Selena QuintanillaPerez Hero concept?width=719&height=464&fit=crop&auto=webp
Selena QuintanillaPerez Hero concept?width=398&height=256&fit=crop&auto=webp
Neula Ha / Her Campus Media Design Team
Life > Experiences

Selena: The Tejano Icon

The opinions expressed in this article are the writer’s own and do not reflect the views of Her Campus.
This article is written by a student writer from the Her Campus at Texas chapter.
Selena QuintanillaPerez Hero concept?width=1024&height=1024&fit=cover&auto=webp
Neula Ha / Her Campus Media Design Team

Who is my cultural role model? As a Hispanic/Tejano woman from Corpus Christi, it’s without a doubt, Selena! Selena was one of many female trailblazers in the then-male-dominated Tejano music scene. She gifted the world with her songs and represented my culture in a truly admirable way. To this day her legacy remains in the hearts of young women such as myself.

Growing up Mexican-American there’s a distinct cultural divide, even in South Texas, where most of the population is Hispanic and/or Latino. As someone who’s not fluent in Spanish, I often feel shame for not knowing my cultural mother tongue, and when I feel disheartened about this reality, I turn to Selena’s music. It’s the music that I practice my Spanish with and makes me “feel” Hispanic, as my body moves naturally to the rhythmic cumbias. In other words, it validates my experience as a Hispanic woman, as I grew up listening to her songs and did so while learning how to fit in both of my worlds.

Since moving to Austin for college, I turn to her music when I’m missing home. I close my eyes, turn on “La Carcacha,” and envision myself walking along the seawall, singing along to my favorite song of hers proudly in Spanish.
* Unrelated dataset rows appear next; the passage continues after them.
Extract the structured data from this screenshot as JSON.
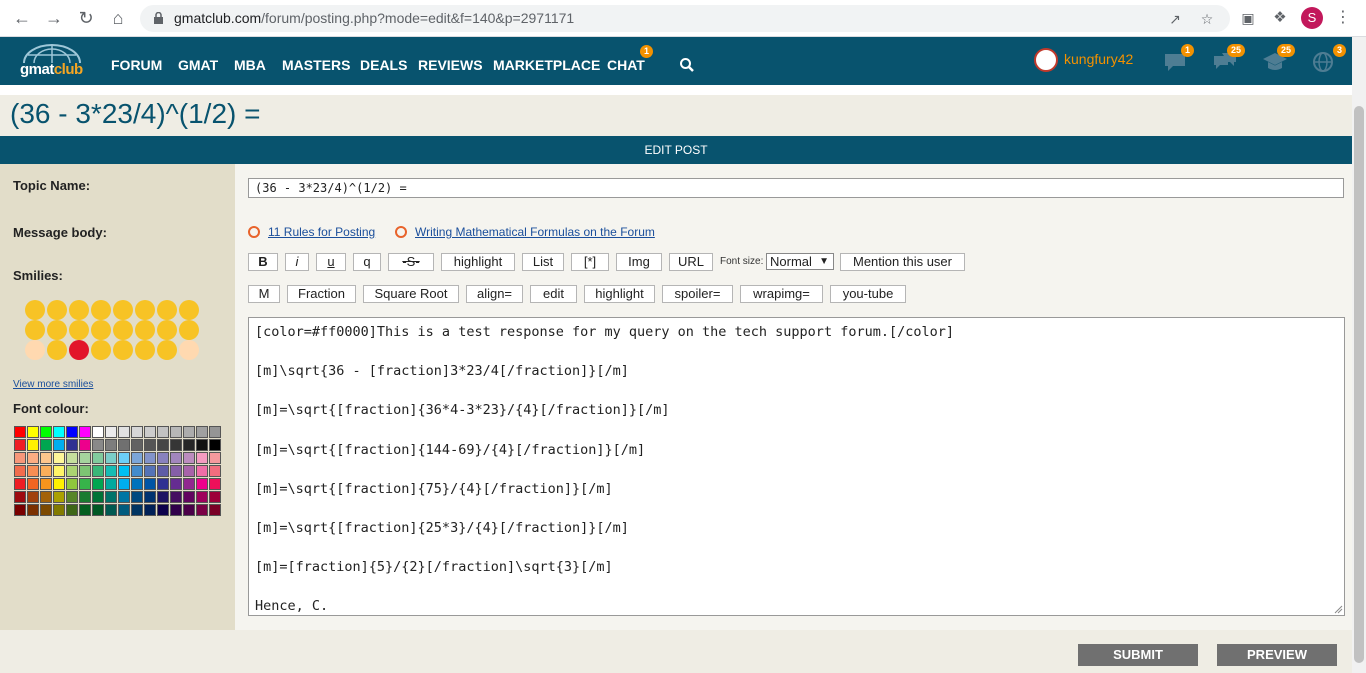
{
  "browser": {
    "url_domain": "gmatclub.com",
    "url_path": "/forum/posting.php?mode=edit&f=140&p=2971171",
    "profile_initial": "S"
  },
  "header": {
    "logo_text_1": "gmat",
    "logo_text_2": "club",
    "nav": [
      {
        "label": "FORUM"
      },
      {
        "label": "GMAT"
      },
      {
        "label": "MBA"
      },
      {
        "label": "MASTERS"
      },
      {
        "label": "DEALS"
      },
      {
        "label": "REVIEWS"
      },
      {
        "label": "MARKETPLACE"
      },
      {
        "label": "CHAT",
        "badge": "1"
      }
    ],
    "username": "kungfury42",
    "badges": {
      "chat": "1",
      "messages": "25",
      "school": "25",
      "global": "3"
    }
  },
  "page_title": "(36 - 3*23/4)^(1/2) =",
  "edit_bar": "EDIT POST",
  "form": {
    "topic_label": "Topic Name:",
    "topic_value": "(36 - 3*23/4)^(1/2) =",
    "body_label": "Message body:",
    "smilies_label": "Smilies:",
    "view_more": "View more smilies",
    "font_colour_label": "Font colour:",
    "rules_link": "11 Rules for Posting",
    "formula_link": "Writing Mathematical Formulas on the Forum",
    "toolbar_row1": [
      "B",
      "i",
      "u",
      "q",
      "-S-",
      "highlight",
      "List",
      "[*]",
      "Img",
      "URL"
    ],
    "font_size_label": "Font size:",
    "font_size_value": "Normal",
    "mention_label": "Mention this user",
    "toolbar_row2": [
      "M",
      "Fraction",
      "Square Root",
      "align=",
      "edit",
      "highlight",
      "spoiler=",
      "wrapimg=",
      "you-tube"
    ],
    "message_lines": [
      "[color=#ff0000]This is a test response for my query on the tech support forum.[/color]",
      "[m]\\sqrt{36 - [fraction]3*23/4[/fraction]}[/m]",
      "[m]=\\sqrt{[fraction]{36*4-3*23}/{4}[/fraction]}[/m]",
      "[m]=\\sqrt{[fraction]{144-69}/{4}[/fraction]}[/m]",
      "[m]=\\sqrt{[fraction]{75}/{4}[/fraction]}[/m]",
      "[m]=\\sqrt{[fraction]{25*3}/{4}[/fraction]}[/m]",
      "[m]=[fraction]{5}/{2}[/fraction]\\sqrt{3}[/m]",
      "Hence, C."
    ],
    "submit_label": "SUBMIT",
    "preview_label": "PREVIEW"
  },
  "colors": {
    "nav_bg": "#08536e",
    "accent": "#f29100",
    "link": "#1a4e9b"
  }
}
Justice Morris (she/her) is a second-year history and Mexican American Latino Studies double major at the University of Texas at Austin. She is also pursuing a Core Texts and Ideas certificate. Justice is a passionate writer; she enjoys sharing her thoughts on the arts, life as a college student, and her cultural experiences as a Chicana woman. You can find more of her work in The Liberator, the official publication of the College of Liberal Arts.